There’s no evidence that US legislators were aware of the payment scheme. But they – and members of the House Ethics Committee, which actually tried to block publication of the OCE report – showed little interest in determining who had actually financed the trip.
Without the OCE, it’s unlikely there would have ever even been an investigation into who had secretly bankrolled lawmakers’ travels. And that probe laid the groundwork for investigations into how countries like Russia try to interfere in American politics, and the loopholes they exploit to do so.
Unsurprisingly, thanks to its successful investigations into both Democrats and Republicans, the OCE made many enemies in Washington. We’ve seen efforts throughout the years to restrict the OCE’s oversight abilities – including a bid by House Republicans just a few years ago, who attempted to weaken the OCE before backing down.
This time around, the effort to defang the OCE seems likely to stem from concerns about potential investigations into GOP members’ actions related to the January 6 insurrection – and possibly probes into controversial members like Rep. George Santos (R-NY) and lawmakers who refused to comply during the last Congress with subpoenas to appear before the January 6 committee, including McCarthy and other top Republicans. The referrals by the January 6 Committee appear to have been rendered moot however, now that a new session of Congress was seated earlier this month.
The Republican House leadership has declined media requests for comment about the decision to gut the office. Meanwhile Santos, who is facing a multitude of ethics complaints over campaign finance irregularities and fabrications about his past, among other issues, told one media outlet he thought the move to defang the Office of Congressional Ethics was “fantastic.”
Whatever the reason, proposals to gut the OCE are a salvo against transparency in Washington – especially as it pertains to how foreign autocrats manipulate, and even try to corrupt, US legislators.

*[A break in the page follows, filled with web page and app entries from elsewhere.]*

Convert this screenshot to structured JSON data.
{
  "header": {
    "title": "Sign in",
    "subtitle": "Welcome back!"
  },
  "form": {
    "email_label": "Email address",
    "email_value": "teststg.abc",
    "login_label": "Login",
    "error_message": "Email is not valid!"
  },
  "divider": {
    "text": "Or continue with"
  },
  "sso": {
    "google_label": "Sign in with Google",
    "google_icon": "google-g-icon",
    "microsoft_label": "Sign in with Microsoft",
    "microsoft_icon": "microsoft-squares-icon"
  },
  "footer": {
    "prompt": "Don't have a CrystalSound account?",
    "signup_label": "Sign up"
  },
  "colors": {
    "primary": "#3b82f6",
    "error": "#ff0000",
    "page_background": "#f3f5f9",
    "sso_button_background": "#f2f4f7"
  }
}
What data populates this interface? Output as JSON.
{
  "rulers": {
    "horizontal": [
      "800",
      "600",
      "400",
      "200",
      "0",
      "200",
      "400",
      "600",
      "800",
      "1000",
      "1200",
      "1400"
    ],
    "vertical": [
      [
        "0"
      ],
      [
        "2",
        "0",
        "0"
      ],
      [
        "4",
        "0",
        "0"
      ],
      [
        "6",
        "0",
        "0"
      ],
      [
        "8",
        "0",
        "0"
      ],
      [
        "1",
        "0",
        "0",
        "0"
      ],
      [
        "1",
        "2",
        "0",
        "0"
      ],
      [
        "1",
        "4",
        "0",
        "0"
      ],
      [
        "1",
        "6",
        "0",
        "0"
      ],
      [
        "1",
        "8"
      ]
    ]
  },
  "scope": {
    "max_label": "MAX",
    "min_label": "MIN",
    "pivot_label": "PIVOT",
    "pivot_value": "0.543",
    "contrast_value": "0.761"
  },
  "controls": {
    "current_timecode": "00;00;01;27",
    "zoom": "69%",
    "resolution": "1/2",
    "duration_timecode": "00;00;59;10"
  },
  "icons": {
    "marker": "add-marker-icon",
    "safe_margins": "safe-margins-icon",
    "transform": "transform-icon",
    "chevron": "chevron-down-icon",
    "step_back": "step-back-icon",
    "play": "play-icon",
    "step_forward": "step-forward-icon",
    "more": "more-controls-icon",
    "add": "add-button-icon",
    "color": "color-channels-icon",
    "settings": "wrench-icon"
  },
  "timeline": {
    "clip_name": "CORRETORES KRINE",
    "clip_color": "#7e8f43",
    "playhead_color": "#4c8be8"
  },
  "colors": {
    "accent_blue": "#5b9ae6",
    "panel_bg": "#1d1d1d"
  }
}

With House Republicans threatening to kneecap the body, Americans risk being plunged into the dark about the corrupting influence of foreign money in US politics once again.